Assignment: The word "this" may appear in some lines of the data; copy every such line.

_____

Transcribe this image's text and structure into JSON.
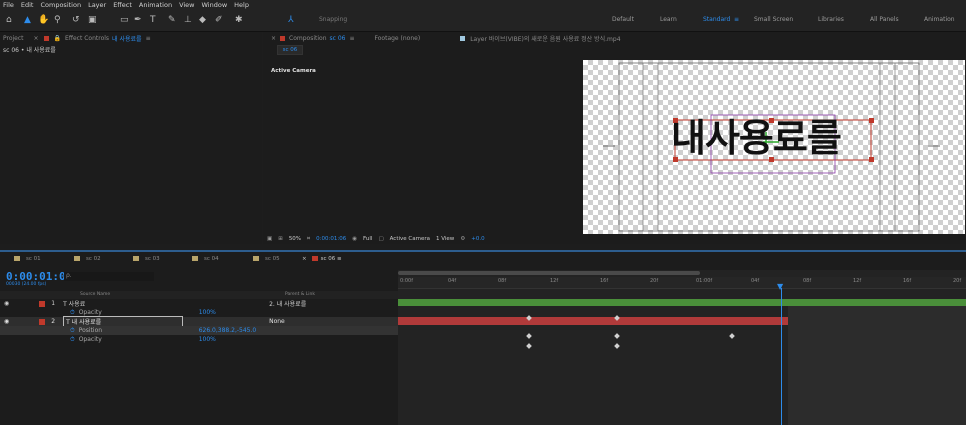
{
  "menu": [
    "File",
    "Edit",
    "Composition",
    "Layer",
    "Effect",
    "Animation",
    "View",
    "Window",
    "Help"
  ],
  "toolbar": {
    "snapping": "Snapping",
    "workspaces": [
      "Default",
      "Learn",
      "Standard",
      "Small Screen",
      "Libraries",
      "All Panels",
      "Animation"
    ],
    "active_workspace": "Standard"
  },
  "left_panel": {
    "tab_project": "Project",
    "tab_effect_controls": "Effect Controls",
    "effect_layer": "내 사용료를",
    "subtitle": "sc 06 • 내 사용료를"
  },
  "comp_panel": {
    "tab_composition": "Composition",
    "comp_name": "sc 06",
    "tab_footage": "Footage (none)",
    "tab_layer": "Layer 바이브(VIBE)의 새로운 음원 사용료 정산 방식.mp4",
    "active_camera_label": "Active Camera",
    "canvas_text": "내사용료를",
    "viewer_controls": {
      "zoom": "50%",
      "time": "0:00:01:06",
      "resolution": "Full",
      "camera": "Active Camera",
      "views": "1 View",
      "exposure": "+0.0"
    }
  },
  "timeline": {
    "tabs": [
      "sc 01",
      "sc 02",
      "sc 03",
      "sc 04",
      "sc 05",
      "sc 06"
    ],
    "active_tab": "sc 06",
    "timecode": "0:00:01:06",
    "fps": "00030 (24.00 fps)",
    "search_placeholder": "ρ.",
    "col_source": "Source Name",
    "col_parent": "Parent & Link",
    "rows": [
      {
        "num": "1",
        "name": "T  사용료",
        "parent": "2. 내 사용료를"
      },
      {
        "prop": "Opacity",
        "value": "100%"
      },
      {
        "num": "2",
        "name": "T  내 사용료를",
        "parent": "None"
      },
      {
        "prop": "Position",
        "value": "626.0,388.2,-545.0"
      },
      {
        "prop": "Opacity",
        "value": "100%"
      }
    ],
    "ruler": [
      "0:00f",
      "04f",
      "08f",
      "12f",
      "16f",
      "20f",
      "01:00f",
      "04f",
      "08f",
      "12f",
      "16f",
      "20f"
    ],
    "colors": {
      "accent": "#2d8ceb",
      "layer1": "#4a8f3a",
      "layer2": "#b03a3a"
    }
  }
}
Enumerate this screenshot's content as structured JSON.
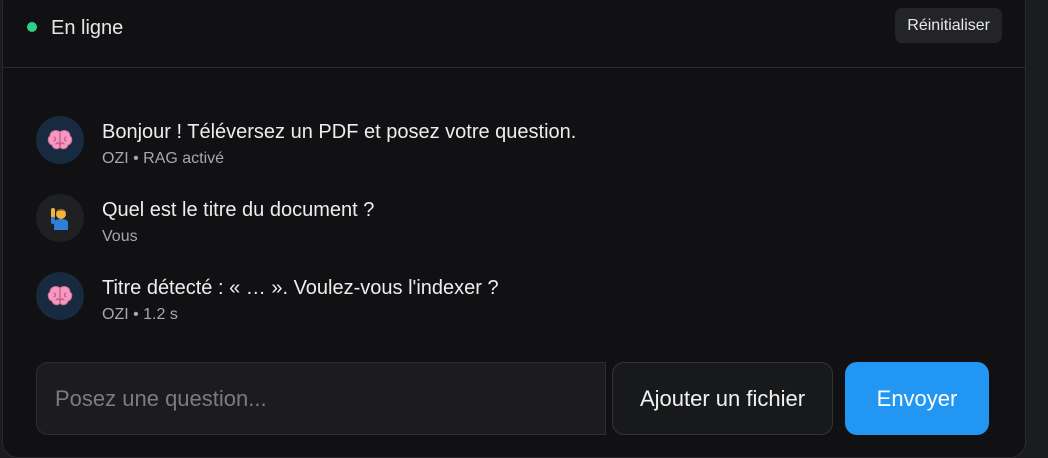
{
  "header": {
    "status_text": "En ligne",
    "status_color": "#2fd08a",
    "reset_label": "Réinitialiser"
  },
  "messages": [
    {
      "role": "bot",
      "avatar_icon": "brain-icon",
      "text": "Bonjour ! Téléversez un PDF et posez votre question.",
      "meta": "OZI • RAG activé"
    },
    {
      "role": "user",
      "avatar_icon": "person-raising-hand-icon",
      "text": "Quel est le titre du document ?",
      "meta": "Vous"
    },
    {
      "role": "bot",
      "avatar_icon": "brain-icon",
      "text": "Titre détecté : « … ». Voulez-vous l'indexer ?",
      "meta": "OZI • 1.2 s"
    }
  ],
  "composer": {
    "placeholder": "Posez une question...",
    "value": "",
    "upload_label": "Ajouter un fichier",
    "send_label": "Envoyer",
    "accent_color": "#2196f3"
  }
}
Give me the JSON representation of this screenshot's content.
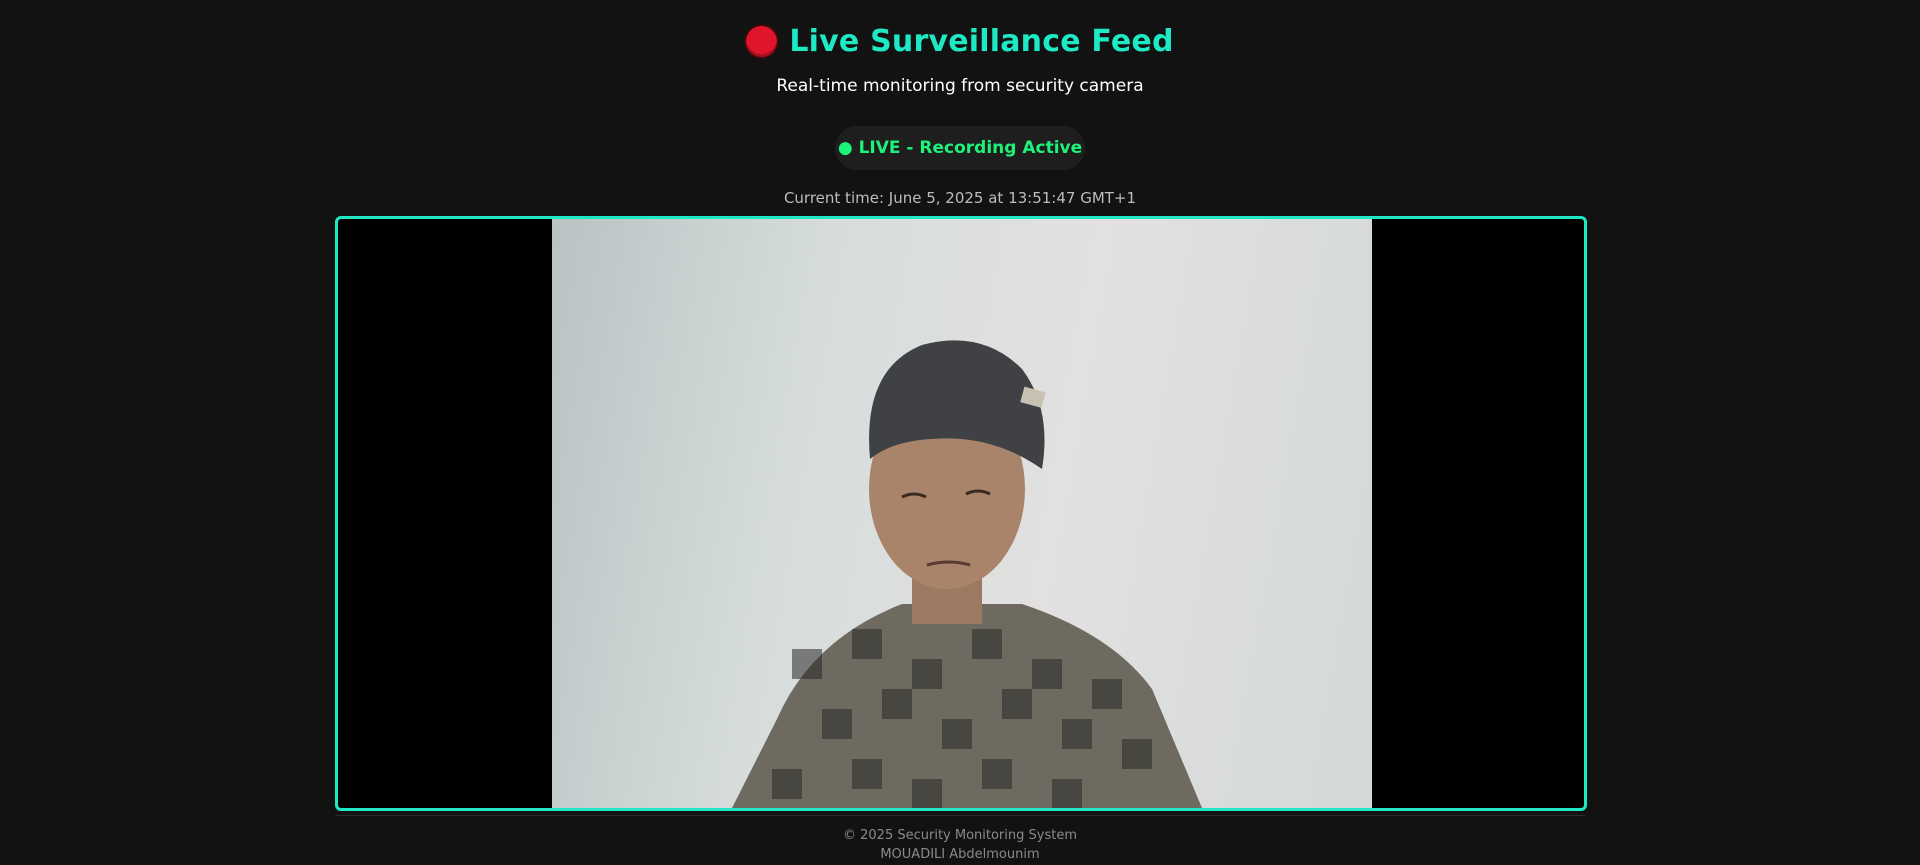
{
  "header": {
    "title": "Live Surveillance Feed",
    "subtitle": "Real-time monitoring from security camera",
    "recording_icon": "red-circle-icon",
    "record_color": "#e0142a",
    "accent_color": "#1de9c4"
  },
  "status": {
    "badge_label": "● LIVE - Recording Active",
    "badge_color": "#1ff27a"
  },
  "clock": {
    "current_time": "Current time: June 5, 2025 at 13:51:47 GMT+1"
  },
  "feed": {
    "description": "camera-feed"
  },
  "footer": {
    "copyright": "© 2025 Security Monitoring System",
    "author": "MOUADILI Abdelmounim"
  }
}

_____

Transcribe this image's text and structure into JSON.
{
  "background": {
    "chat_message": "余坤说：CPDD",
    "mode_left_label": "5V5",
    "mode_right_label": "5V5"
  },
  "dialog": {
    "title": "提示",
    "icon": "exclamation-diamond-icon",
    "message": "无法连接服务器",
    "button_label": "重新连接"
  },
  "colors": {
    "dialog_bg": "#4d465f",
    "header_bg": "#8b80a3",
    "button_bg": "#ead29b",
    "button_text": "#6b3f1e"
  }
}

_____

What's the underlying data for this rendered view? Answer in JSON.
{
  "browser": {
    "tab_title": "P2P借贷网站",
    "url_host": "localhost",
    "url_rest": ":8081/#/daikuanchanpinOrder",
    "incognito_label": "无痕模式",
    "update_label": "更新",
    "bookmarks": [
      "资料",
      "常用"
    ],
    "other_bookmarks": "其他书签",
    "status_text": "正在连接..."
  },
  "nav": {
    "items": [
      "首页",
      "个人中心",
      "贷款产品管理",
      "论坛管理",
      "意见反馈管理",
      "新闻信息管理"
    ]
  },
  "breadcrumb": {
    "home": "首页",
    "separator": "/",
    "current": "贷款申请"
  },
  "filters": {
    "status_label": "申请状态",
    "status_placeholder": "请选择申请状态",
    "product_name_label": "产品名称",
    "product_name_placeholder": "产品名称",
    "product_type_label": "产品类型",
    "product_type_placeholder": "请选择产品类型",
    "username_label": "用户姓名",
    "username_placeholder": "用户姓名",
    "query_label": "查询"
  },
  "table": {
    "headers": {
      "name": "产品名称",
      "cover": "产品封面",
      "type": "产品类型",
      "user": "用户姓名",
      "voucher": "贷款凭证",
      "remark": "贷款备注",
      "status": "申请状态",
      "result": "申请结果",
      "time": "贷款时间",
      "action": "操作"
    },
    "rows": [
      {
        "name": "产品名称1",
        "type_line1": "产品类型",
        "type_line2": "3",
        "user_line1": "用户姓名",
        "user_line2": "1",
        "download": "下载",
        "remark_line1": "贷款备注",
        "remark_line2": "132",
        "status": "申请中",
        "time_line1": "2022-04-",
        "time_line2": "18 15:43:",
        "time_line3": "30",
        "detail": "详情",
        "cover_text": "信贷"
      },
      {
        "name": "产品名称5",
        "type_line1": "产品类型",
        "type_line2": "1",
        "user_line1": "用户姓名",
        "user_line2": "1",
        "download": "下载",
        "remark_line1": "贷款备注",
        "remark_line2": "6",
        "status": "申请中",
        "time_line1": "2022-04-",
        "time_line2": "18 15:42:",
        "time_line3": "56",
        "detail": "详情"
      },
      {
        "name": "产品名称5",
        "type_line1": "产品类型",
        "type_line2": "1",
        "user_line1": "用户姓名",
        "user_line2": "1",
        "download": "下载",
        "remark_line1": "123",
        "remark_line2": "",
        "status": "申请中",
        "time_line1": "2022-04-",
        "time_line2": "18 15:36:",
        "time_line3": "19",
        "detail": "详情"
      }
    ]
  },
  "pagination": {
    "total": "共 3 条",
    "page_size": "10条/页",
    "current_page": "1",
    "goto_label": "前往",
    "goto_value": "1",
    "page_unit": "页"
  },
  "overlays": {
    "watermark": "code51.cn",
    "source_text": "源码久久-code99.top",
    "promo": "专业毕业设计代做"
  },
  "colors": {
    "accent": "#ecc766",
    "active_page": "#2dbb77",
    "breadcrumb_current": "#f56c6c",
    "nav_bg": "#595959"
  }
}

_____

Exercise response:
Transcribe this image's text and structure into JSON.
Enumerate this screenshot's content as structured JSON.
Give me the JSON representation of this screenshot's content.
Transcribe this image's text and structure into JSON.
What's the underlying data for this rendered view? Answer in JSON.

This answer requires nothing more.